London Fire Brigade

150th anniversary of the fire which changed the fire service forever

22 June 2011

The Great Fire at London Bridge imageToday marks the 150th anniversary of the major fire at Tooley Street and the death of the capital’s first fire Superintendant James Braidwood, events which led to the founding of the fire service as we know it today.

Commemorating the significant landmark, London Fire Deputy Commissioner Rita Dexter, Chairman of LFEPA Community Safety Committee Councillor Susan Hall and the Retired Members Association, will be hosting a small memorial service to remember James Braidwood and the Tooley Street fire on Wednesday 22 June 2011.

James Braidwood lost his life while tackling the fire at Cottons Wharf on Tooley Street on 22 June 1861. His death was a catalyst for change, leading to the development of the modern day fire brigade. Previously, firefighters would usually only attend fires at buildings with insurance.  However, Braidwood’s death and the cost of the Tooley Street fire led to the founding of the Metropolitan Fire Brigade, under which firefighters would attend blazes at every building, regardless of whether they had fire insurance.

It took two weeks to put the fire out and cost an estimated £2 million in 1861 which is would be around £145million at today’s prices. The cost for the pumpers helping to pump water from the manual fire engines was £1,100.

Rita Dexter said: “James Braidwood is a central figure in the history of London Fire Brigade as we know it today. His dedication to protecting the capital and his fascination with preventing fires gave the Brigade a strong foundation and helped to shape it into what it is now - the world’s third largest fire and rescue service.”

Queen Victoria was particularly concerned about the event and the fate of James Braidwood and in her diary she wrote ‘poor Mr Braidwood … had been killed … and the fire was still raging. It made one very sad.’

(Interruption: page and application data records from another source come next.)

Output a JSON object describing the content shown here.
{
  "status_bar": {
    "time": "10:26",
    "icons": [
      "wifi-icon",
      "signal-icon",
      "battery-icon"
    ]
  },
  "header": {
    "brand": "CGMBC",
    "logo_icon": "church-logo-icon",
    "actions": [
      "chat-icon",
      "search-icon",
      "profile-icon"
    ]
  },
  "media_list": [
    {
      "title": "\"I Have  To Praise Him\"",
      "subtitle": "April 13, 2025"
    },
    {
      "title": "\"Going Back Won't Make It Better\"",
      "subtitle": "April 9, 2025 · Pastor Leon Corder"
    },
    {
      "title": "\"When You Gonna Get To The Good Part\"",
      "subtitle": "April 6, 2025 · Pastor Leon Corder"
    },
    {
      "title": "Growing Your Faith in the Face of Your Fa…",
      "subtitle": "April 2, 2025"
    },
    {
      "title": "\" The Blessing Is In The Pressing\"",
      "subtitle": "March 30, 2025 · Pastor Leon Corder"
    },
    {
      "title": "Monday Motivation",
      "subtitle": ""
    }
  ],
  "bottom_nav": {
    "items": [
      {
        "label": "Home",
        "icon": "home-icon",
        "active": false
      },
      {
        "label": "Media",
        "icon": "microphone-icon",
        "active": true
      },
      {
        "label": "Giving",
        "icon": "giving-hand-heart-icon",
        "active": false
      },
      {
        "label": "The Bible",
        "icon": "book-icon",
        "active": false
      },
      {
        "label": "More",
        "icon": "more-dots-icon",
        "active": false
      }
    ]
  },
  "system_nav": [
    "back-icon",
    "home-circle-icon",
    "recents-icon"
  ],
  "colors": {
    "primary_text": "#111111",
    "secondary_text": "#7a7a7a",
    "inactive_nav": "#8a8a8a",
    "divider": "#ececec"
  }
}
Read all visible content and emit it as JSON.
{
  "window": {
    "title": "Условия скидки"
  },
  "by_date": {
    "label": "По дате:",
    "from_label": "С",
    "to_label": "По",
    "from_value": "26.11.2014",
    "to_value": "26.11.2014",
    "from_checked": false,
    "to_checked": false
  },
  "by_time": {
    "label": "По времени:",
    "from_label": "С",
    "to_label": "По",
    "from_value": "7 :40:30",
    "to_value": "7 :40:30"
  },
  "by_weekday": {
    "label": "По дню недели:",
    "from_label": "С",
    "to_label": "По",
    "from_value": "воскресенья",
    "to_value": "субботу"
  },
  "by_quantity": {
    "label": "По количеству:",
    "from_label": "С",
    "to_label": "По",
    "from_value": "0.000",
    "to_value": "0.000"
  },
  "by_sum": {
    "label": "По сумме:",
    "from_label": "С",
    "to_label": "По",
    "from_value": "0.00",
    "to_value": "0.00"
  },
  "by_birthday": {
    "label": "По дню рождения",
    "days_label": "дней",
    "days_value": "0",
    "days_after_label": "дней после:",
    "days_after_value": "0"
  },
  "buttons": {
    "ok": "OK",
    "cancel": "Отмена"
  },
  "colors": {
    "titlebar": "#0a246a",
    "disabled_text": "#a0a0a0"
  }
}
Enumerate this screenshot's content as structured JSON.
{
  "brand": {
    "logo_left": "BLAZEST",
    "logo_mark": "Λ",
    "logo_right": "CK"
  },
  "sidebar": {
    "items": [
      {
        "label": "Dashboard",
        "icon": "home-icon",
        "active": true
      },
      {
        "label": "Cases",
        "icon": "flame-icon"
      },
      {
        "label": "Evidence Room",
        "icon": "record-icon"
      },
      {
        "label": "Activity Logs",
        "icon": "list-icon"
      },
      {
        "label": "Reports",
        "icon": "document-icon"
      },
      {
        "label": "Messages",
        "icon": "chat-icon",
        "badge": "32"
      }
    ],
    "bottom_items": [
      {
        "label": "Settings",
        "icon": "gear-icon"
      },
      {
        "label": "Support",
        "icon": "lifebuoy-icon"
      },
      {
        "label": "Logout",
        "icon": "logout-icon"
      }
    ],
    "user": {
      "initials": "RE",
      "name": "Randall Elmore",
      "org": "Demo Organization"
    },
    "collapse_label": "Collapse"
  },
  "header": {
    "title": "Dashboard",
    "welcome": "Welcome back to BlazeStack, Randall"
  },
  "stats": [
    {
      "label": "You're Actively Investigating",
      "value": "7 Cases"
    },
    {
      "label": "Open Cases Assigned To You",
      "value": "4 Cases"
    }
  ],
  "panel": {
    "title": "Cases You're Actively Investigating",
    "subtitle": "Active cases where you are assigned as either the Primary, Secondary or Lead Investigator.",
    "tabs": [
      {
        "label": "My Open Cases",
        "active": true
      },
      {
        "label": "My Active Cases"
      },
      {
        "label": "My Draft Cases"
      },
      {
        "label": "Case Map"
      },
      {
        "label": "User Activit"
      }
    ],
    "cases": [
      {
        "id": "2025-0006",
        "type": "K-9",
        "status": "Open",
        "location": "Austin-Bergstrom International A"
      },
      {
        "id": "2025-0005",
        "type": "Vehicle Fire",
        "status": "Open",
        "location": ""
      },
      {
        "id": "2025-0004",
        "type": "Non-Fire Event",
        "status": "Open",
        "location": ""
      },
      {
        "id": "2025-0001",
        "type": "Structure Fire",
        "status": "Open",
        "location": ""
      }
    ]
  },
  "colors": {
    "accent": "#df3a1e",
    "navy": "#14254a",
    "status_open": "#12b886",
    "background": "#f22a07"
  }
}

Some of Braidwood’s key achievements include introducing a standard uniform for the capital’s firefighters and being one of the first officers to raise awareness of the importance of fire safety in preventing fires from happening in the first place. He was consulted on fire prevention by industries and large businesses and wrote extensively about the need for better construction, storage and fire doors in warehouses.

The London Fire Brigade museum is holding a special open day to mark the 150th anniversary on Friday 5 August. Usually, visits to the museum are by appointment only but the open day will see doors opened to all from 10am till 3pm. Visitors will travel through time and discover why the Great Fire of London in 1666 was so influential to the history of firefighting and why water squirts and leather buckets weren’t enough to stop the fire and gunpowder had to be used instead. They then finish their adventure with a talk on what the fire service is like today and how firefighters focus on preventing fires from happening in the first place. 

Notes to editors

To find out more about the Tooley Street fire go to For more on our museum and the excellent exhibition about the bravery of James Braidwood visit the London Fire Brigade Museum.

Today’s cost of the damage caused was calculated by using